Posted in Bioethics, Contemporary Ethical Issues, Fordham University HIV and Drug Abuse Prevention Research Ethics Training Institute
Tagged Drug Abuse, economic debt, Elizabeth Reed, Ethics, Fordham University, Fordham University HIV and Drug Abuse Prevention Research Ethics Training Institute, FSW, gender-based violence, HIV, India, participant perspectives, Public Health, Research Ethics, research participation, RETI, Sex Workers, sexual exploitation, STI, Tijuana, University of California San Diego, women
There has been a recent increase in public attention to health disparities in the incidence and treatment of suicide, substance abuse and sexual health risks among lesbian, gay, bisexual, and transgender youth (LGBTY). Although there is clearly a need for prevention and treatment programs for LGBTY under the age of 18, few such programs exist, due in substantial part to limited research knowledge. Fordham University Center for Ethics Education Director Dr. Celia B. Fisher and Fordham HIV and Drug Abuse Prevention Research Ethics Training Institute faculty member Dr. Brian Mustanski address this issue in a recent article in The Hastings Center Report.

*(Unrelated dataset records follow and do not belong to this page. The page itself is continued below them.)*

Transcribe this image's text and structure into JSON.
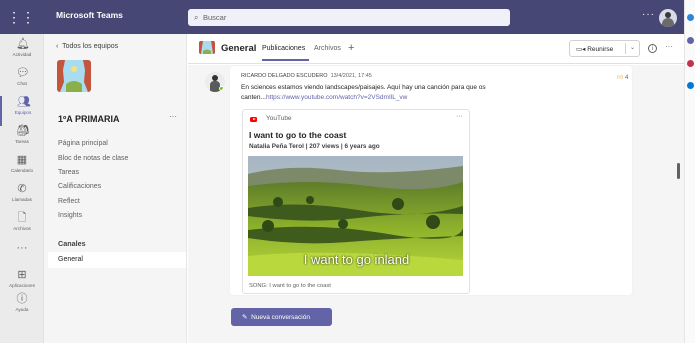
{
  "topbar": {
    "app_title": "Microsoft Teams",
    "search_placeholder": "Buscar",
    "more_label": "···"
  },
  "rail": {
    "items": [
      {
        "label": "Actividad",
        "icon": "bell-icon"
      },
      {
        "label": "Chat",
        "icon": "chat-icon"
      },
      {
        "label": "Equipos",
        "icon": "teams-icon"
      },
      {
        "label": "Tareas",
        "icon": "tasks-icon"
      },
      {
        "label": "Calendario",
        "icon": "calendar-icon"
      },
      {
        "label": "Llamadas",
        "icon": "phone-icon"
      },
      {
        "label": "Archivos",
        "icon": "file-icon"
      },
      {
        "label": "···",
        "icon": "more-icon"
      },
      {
        "label": "Aplicaciones",
        "icon": "apps-icon"
      },
      {
        "label": "Ayuda",
        "icon": "help-icon"
      }
    ],
    "active_index": 2
  },
  "teampanel": {
    "back_label": "Todos los equipos",
    "team_name": "1ºA PRIMARIA",
    "team_more": "···",
    "links": [
      "Página principal",
      "Bloc de notas de clase",
      "Tareas",
      "Calificaciones",
      "Reflect",
      "Insights"
    ],
    "channels_heading": "Canales",
    "channel_general": "General"
  },
  "channel": {
    "name": "General",
    "tab_publicaciones": "Publicaciones",
    "tab_archivos": "Archivos",
    "tab_add": "+",
    "meet_label": "Reunirse",
    "more": "···"
  },
  "post": {
    "author": "RICARDO DELGADO ESCUDERO",
    "timestamp": "13/4/2021, 17:45",
    "text_line1": "En sciences estamos viendo landscapes/paisajes. Aquí hay una canción para que os",
    "text_line2_prefix": "canten...",
    "link": "https://www.youtube.com/watch?v=2VSdmIlL_vw",
    "like_count": "4"
  },
  "youtube_card": {
    "source": "YouTube",
    "more": "···",
    "title": "I want to go to the coast",
    "subtitle": "Natalia Peña Terol | 207 views | 6 years ago",
    "thumbnail_caption": "I want to go inland",
    "description": "SONG: I want to go to the coast"
  },
  "new_conversation_label": "Nueva conversación",
  "colors": {
    "topbar": "#464775",
    "accent": "#6264a7"
  }
}
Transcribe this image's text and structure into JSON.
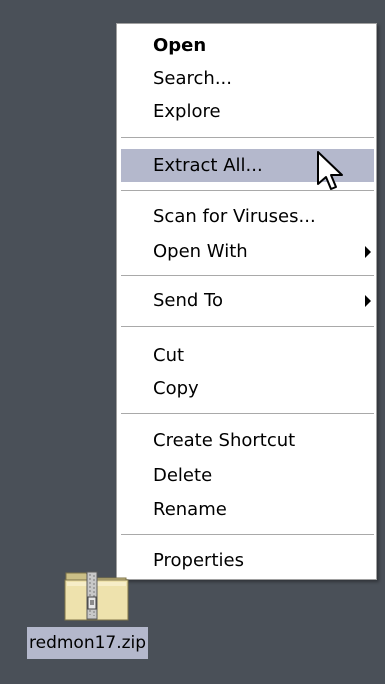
{
  "context_menu": {
    "items": [
      {
        "label": "Open",
        "bold": true
      },
      {
        "label": "Search..."
      },
      {
        "label": "Explore"
      },
      {
        "label": "Extract All...",
        "highlighted": true
      },
      {
        "label": "Scan for Viruses..."
      },
      {
        "label": "Open With",
        "submenu": true
      },
      {
        "label": "Send To",
        "submenu": true
      },
      {
        "label": "Cut"
      },
      {
        "label": "Copy"
      },
      {
        "label": "Create Shortcut"
      },
      {
        "label": "Delete"
      },
      {
        "label": "Rename"
      },
      {
        "label": "Properties"
      }
    ]
  },
  "desktop_icon": {
    "label": "redmon17.zip",
    "icon": "zip-folder-icon"
  },
  "colors": {
    "desktop_background": "#4a5058",
    "menu_background": "#ffffff",
    "highlight": "#b4b8cc"
  }
}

Posted in Bioethics, Contemporary Ethical Issues, Evidence-Based Ethics, Fordham University HIV and Drug Abuse Prevention Research Ethics Training Institute
Tagged Adolescents, bisexual, Brian Mustanski, Celia Fisher, Children's Research, Fordham University, Fordham University HIV and Drug Abuse Prevention Research Ethics Training Institute, gay, Health disparities, Institutional review board, lesbian, LGBT, LGBT Ethics, Northwestern University, Research Ethics, Responsible conduct of research, The Hastings Center Report, Transgender, waivers of permission, youth

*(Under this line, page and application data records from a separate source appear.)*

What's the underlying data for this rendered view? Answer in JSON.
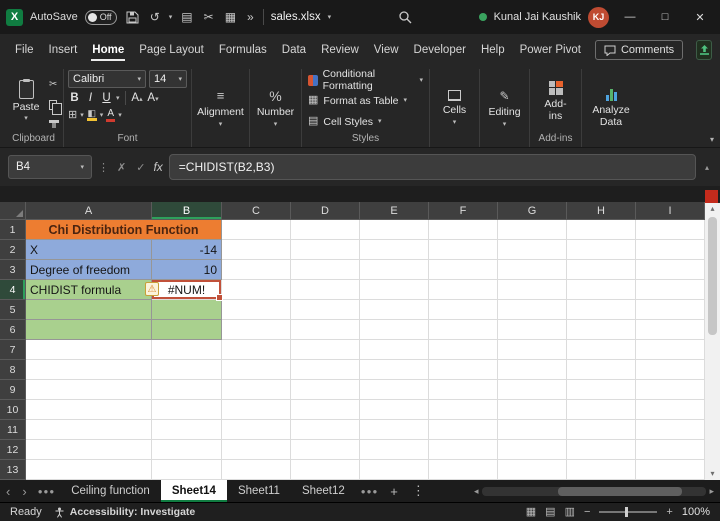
{
  "titlebar": {
    "autosave_label": "AutoSave",
    "autosave_state": "Off",
    "filename": "sales.xlsx",
    "user_name": "Kunal Jai Kaushik",
    "user_initials": "KJ"
  },
  "menubar": {
    "items": [
      "File",
      "Insert",
      "Home",
      "Page Layout",
      "Formulas",
      "Data",
      "Review",
      "View",
      "Developer",
      "Help",
      "Power Pivot"
    ],
    "active_item": "Home",
    "comments_label": "Comments"
  },
  "ribbon": {
    "paste_label": "Paste",
    "clipboard_label": "Clipboard",
    "font_name": "Calibri",
    "font_size": "14",
    "font_label": "Font",
    "alignment_label": "Alignment",
    "number_label": "Number",
    "conditional_formatting_label": "Conditional Formatting",
    "format_as_table_label": "Format as Table",
    "cell_styles_label": "Cell Styles",
    "styles_label": "Styles",
    "cells_label": "Cells",
    "editing_label": "Editing",
    "addins_label": "Add-ins",
    "addins_group_label": "Add-ins",
    "analyze_data_label": "Analyze Data"
  },
  "formula_bar": {
    "name_box": "B4",
    "formula": "=CHIDIST(B2,B3)"
  },
  "grid": {
    "columns": [
      "A",
      "B",
      "C",
      "D",
      "E",
      "F",
      "G",
      "H",
      "I"
    ],
    "rows": [
      "1",
      "2",
      "3",
      "4",
      "5",
      "6",
      "7",
      "8",
      "9",
      "10",
      "11",
      "12",
      "13"
    ],
    "selected_cell": "B4",
    "cells": [
      {
        "ref": "A1",
        "text": "Chi Distribution Function",
        "fill": "orange",
        "colspan": 2,
        "align": "center",
        "bold": true
      },
      {
        "ref": "A2",
        "text": "X",
        "fill": "blue"
      },
      {
        "ref": "B2",
        "text": "-14",
        "fill": "blue",
        "align": "right"
      },
      {
        "ref": "A3",
        "text": "Degree of freedom",
        "fill": "blue"
      },
      {
        "ref": "B3",
        "text": "10",
        "fill": "blue",
        "align": "right"
      },
      {
        "ref": "A4",
        "text": "CHIDIST formula",
        "fill": "green",
        "warning": true
      },
      {
        "ref": "B4",
        "text": "#NUM!",
        "align": "center",
        "selected": true
      },
      {
        "ref": "A5",
        "fill": "green"
      },
      {
        "ref": "B5",
        "fill": "green"
      },
      {
        "ref": "A6",
        "fill": "green"
      },
      {
        "ref": "B6",
        "fill": "green"
      }
    ]
  },
  "sheet_tabs": {
    "tabs": [
      "Ceiling function",
      "Sheet14",
      "Sheet11",
      "Sheet12"
    ],
    "active": "Sheet14"
  },
  "status_bar": {
    "ready_label": "Ready",
    "accessibility_label": "Accessibility: Investigate",
    "zoom_level": "100%"
  },
  "colors": {
    "excel_green": "#107C41",
    "title_fill_orange": "#ED7D31",
    "input_fill_blue": "#8EAADB",
    "result_fill_green": "#A9D08E",
    "selection_border": "#C1513A",
    "avatar_red": "#BF4B32",
    "scroll_marker_red": "#C42B1C"
  }
}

The following essay was the first-prize winner of the Fordham University Center for Ethics Education’s 2014 Dr. Kuo York and M. Noelle Chynn Undergraduate Prize in Ethics, an essay competition to stimulate self-examination about concepts of ethics and morality encountered personally or as a concerned member of society. The Chynn Prize is funded by the Chynn Family Foundation.
By: Michael Menconi
Patient names have been changed to ensure confidentiality and protect privacy.
A bed in the hospital in Colombia. Photo by Michael Menconi
Healthcare professionals often refer to their careers in medicine as a life purpose—their “calling” is to treat the sick, mend the injured, comfort the vulnerable, and instill courage in those who have lost all hope. Doctors have a moral, ethical, and professional obligation—or perhaps duty—to do no harm and perform acts of healing, both of which were fundamental virtues established by the Hippocratic Oath over five centuries ago. For a field with such an extensive, prolific history of emphasizing compassion and care for those in need, it is expected (and often assumed) that healthcare providers treat every patient with a fundamental respect for the human condition, unwavering empathy, and superior levels of social and cultural competency.
Posted in Bioethics, Chynn Prize, Contemporary Ethical Issues, Fordham University Student Voices
Tagged Bioethics, Chynn Family Foundation, Chynn Prize, Colombia, Compassion, Drug use, Drug-addicted individuals, Emergency Medical Technician, Emergency Medicine, Fordham University, Fordham University Student Voices, Health disparities, Healthcare, Hospital, Medical ethics, Philippe Burgois